*** Task material Section Begins ***
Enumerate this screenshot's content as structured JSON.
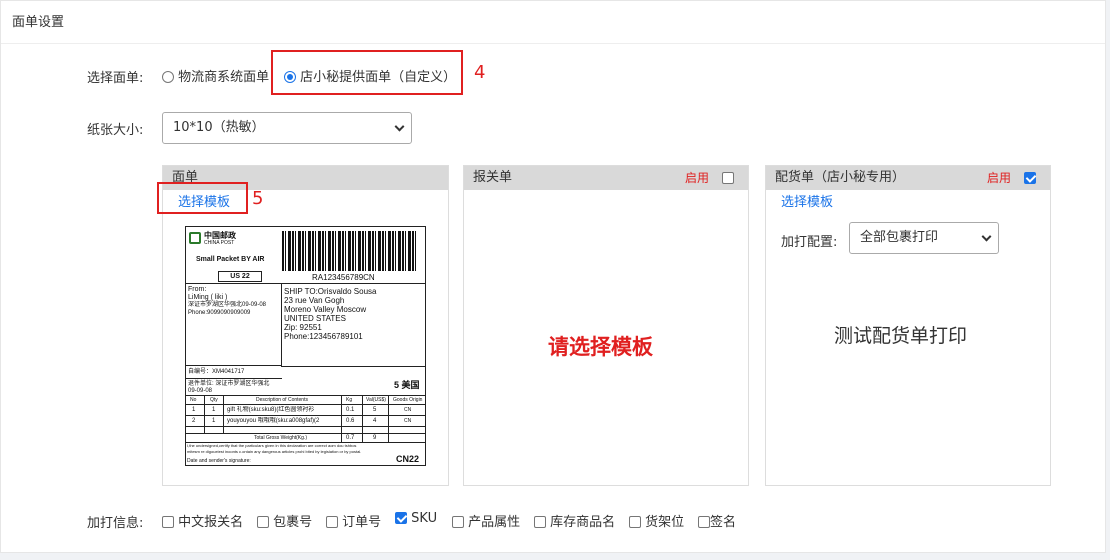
{
  "panel": {
    "title": "面单设置"
  },
  "select_waybill": {
    "label": "选择面单:",
    "options": [
      "物流商系统面单",
      "店小秘提供面单（自定义）"
    ],
    "selected_index": 1,
    "annotation": "4"
  },
  "paper_size": {
    "label": "纸张大小:",
    "value": "10*10（热敏）"
  },
  "cards": {
    "waybill": {
      "title": "面单",
      "choose_template": "选择模板",
      "annotation": "5",
      "preview": {
        "brand_cn": "中国邮政",
        "brand_en": "CHINA POST",
        "service": "Small Packet BY AIR",
        "country_code": "US 22",
        "tracking": "RA123456789CN",
        "from_label": "From:",
        "from_name": "LiMing ( liki )",
        "from_addr": "深证市罗湖区华强北09-09-08",
        "from_phone": "Phone:9099090909009",
        "ship_to": "SHIP TO:Orisvaldo Sousa",
        "to_line1": "23 rue Van Gogh",
        "to_line2": "Moreno Valley Moscow",
        "to_line3": "UNITED STATES",
        "to_zip": "Zip: 92551",
        "to_phone": "Phone:123456789101",
        "self_no": "自编号：XM4041717",
        "return_unit": "退件单位: 深证市罗湖区华强北",
        "return_unit2": "09-09-08",
        "zone": "5 美国",
        "col_no": "No",
        "col_qty": "Qty",
        "col_desc": "Description of Contents",
        "col_kg": "Kg",
        "col_val": "Val(US$)",
        "col_origin": "Goods Origin",
        "rows": [
          {
            "no": "1",
            "qty": "1",
            "desc": "gift  礼物(sku:sku8)(红色圆领衬衫",
            "kg": "0.1",
            "val": "5",
            "origin": "CN"
          },
          {
            "no": "2",
            "qty": "1",
            "desc": "youyouyou  哦哦哦(sku:a008gfaf)(2",
            "kg": "0.6",
            "val": "4",
            "origin": "CN"
          }
        ],
        "total_label": "Total Gross Weight(Kg.)",
        "total_kg": "0.7",
        "total_val": "9",
        "declaration": "I,the undersigned,certify that the particulars given in this declaration are correct aom dou tshbos",
        "declaration2": "mitesm re digoueiest inoonts c.ontain any dangerous articles prohi bited by legislation or by postal.",
        "signature": "Date and sender's signature:",
        "cn22": "CN22"
      }
    },
    "customs": {
      "title": "报关单",
      "enable_label": "启用",
      "enabled": false,
      "placeholder": "请选择模板"
    },
    "picking": {
      "title": "配货单（店小秘专用）",
      "enable_label": "启用",
      "enabled": true,
      "choose_template": "选择模板",
      "extra_config_label": "加打配置:",
      "extra_config_value": "全部包裹打印",
      "test_print": "测试配货单打印"
    }
  },
  "extra_info": {
    "label": "加打信息:",
    "options": [
      {
        "label": "中文报关名",
        "checked": false
      },
      {
        "label": "包裹号",
        "checked": false
      },
      {
        "label": "订单号",
        "checked": false
      },
      {
        "label": "SKU",
        "checked": true
      },
      {
        "label": "产品属性",
        "checked": false
      },
      {
        "label": "库存商品名",
        "checked": false
      },
      {
        "label": "货架位",
        "checked": false
      },
      {
        "label": "签名",
        "checked": false
      }
    ]
  },
  "colors": {
    "accent": "#1a73e8",
    "annotation": "#e02020",
    "card_header": "#d9d9d9"
  }
}
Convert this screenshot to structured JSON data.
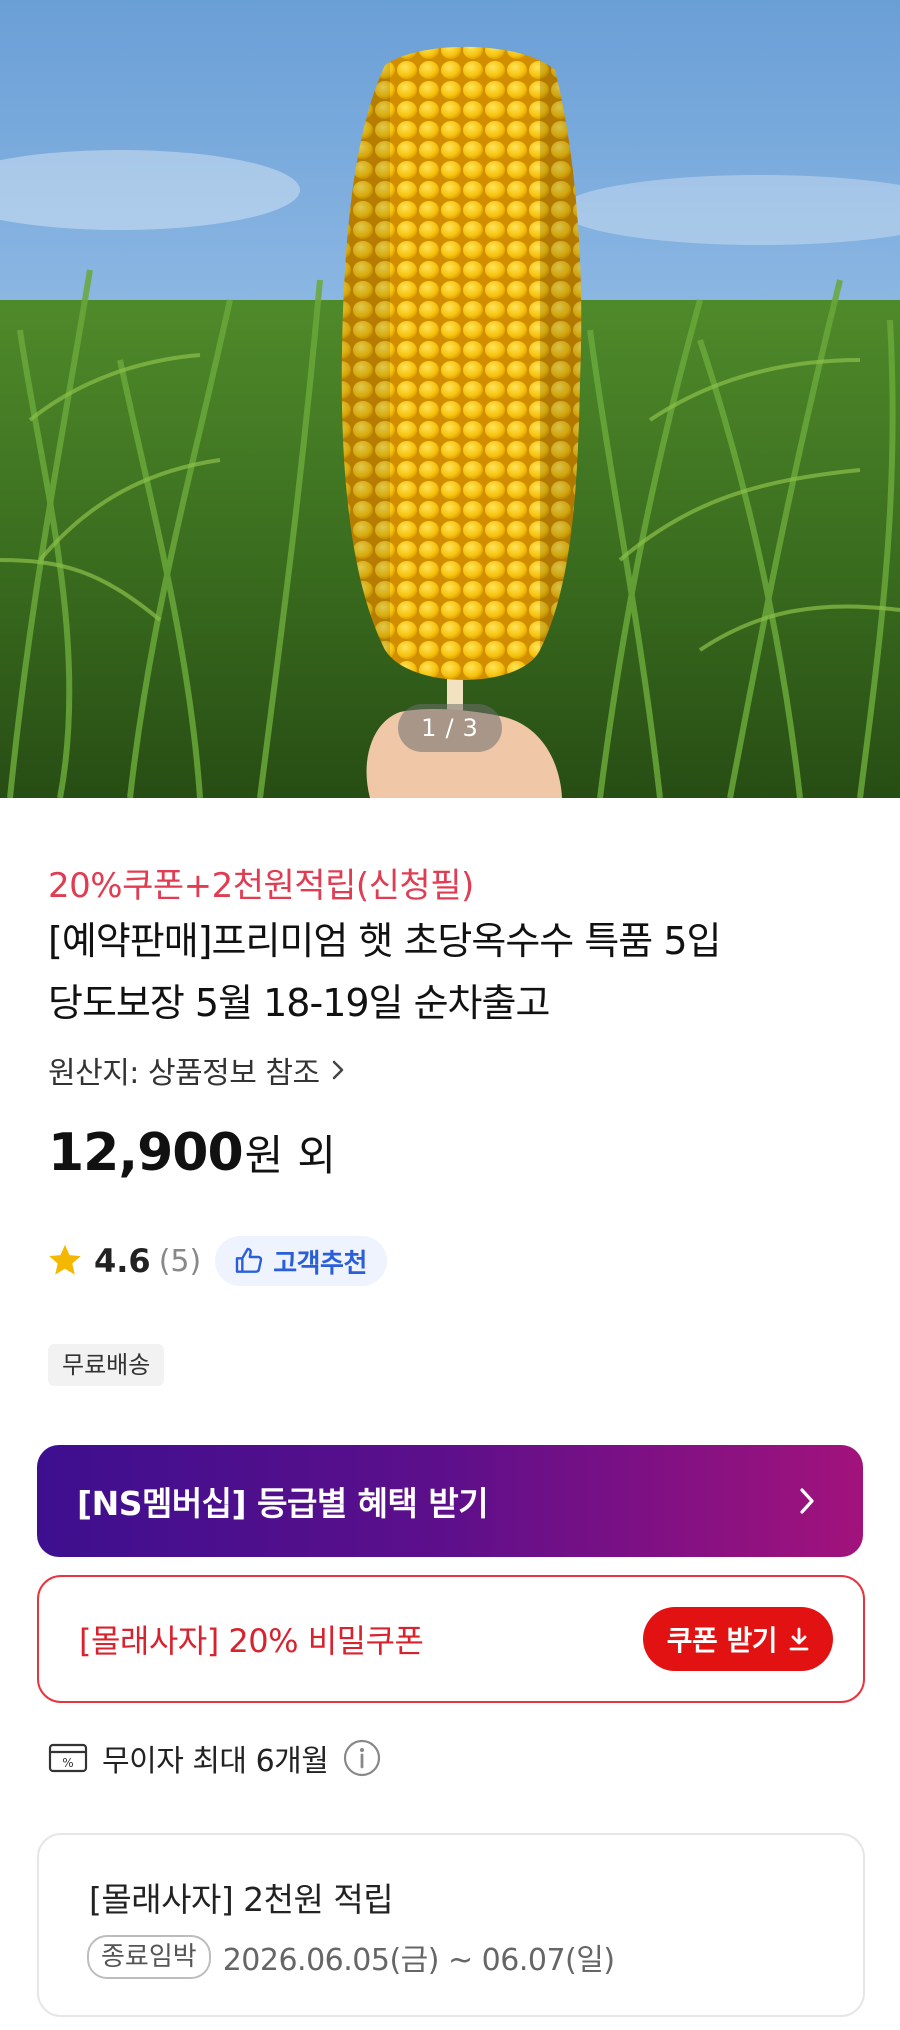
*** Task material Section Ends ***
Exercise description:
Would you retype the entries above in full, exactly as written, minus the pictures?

Solution:
Enumerate this screenshot's content as structured JSON.
{
  "panel": {
    "title": "面单设置"
  },
  "select_waybill": {
    "label": "选择面单:",
    "options": [
      "物流商系统面单",
      "店小秘提供面单（自定义）"
    ],
    "selected_index": 1,
    "annotation": "4"
  },
  "paper_size": {
    "label": "纸张大小:",
    "value": "10*10（热敏）"
  },
  "cards": {
    "waybill": {
      "title": "面单",
      "choose_template": "选择模板",
      "annotation": "5",
      "preview": {
        "brand_cn": "中国邮政",
        "brand_en": "CHINA POST",
        "service": "Small Packet BY AIR",
        "country_code": "US 22",
        "tracking": "RA123456789CN",
        "from_label": "From:",
        "from_name": "LiMing ( liki )",
        "from_addr": "深证市罗湖区华强北09-09-08",
        "from_phone": "Phone:9099090909009",
        "ship_to": "SHIP TO:Orisvaldo Sousa",
        "to_line1": "23 rue Van Gogh",
        "to_line2": "Moreno Valley Moscow",
        "to_line3": "UNITED STATES",
        "to_zip": "Zip: 92551",
        "to_phone": "Phone:123456789101",
        "self_no": "自编号：XM4041717",
        "return_unit": "退件单位: 深证市罗湖区华强北",
        "return_unit2": "09-09-08",
        "zone": "5 美国",
        "col_no": "No",
        "col_qty": "Qty",
        "col_desc": "Description of Contents",
        "col_kg": "Kg",
        "col_val": "Val(US$)",
        "col_origin": "Goods Origin",
        "rows": [
          {
            "no": "1",
            "qty": "1",
            "desc": "gift  礼物(sku:sku8)(红色圆领衬衫",
            "kg": "0.1",
            "val": "5",
            "origin": "CN"
          },
          {
            "no": "2",
            "qty": "1",
            "desc": "youyouyou  哦哦哦(sku:a008gfaf)(2",
            "kg": "0.6",
            "val": "4",
            "origin": "CN"
          }
        ],
        "total_label": "Total Gross Weight(Kg.)",
        "total_kg": "0.7",
        "total_val": "9",
        "declaration": "I,the undersigned,certify that the particulars given in this declaration are correct aom dou tshbos",
        "declaration2": "mitesm re digoueiest inoonts c.ontain any dangerous articles prohi bited by legislation or by postal.",
        "signature": "Date and sender's signature:",
        "cn22": "CN22"
      }
    },
    "customs": {
      "title": "报关单",
      "enable_label": "启用",
      "enabled": false,
      "placeholder": "请选择模板"
    },
    "picking": {
      "title": "配货单（店小秘专用）",
      "enable_label": "启用",
      "enabled": true,
      "choose_template": "选择模板",
      "extra_config_label": "加打配置:",
      "extra_config_value": "全部包裹打印",
      "test_print": "测试配货单打印"
    }
  },
  "extra_info": {
    "label": "加打信息:",
    "options": [
      {
        "label": "中文报关名",
        "checked": false
      },
      {
        "label": "包裹号",
        "checked": false
      },
      {
        "label": "订单号",
        "checked": false
      },
      {
        "label": "SKU",
        "checked": true
      },
      {
        "label": "产品属性",
        "checked": false
      },
      {
        "label": "库存商品名",
        "checked": false
      },
      {
        "label": "货架位",
        "checked": false
      },
      {
        "label": "签名",
        "checked": false
      }
    ]
  },
  "colors": {
    "accent": "#1a73e8",
    "annotation": "#e02020",
    "card_header": "#d9d9d9"
  }
}
Convert this screenshot to structured JSON data.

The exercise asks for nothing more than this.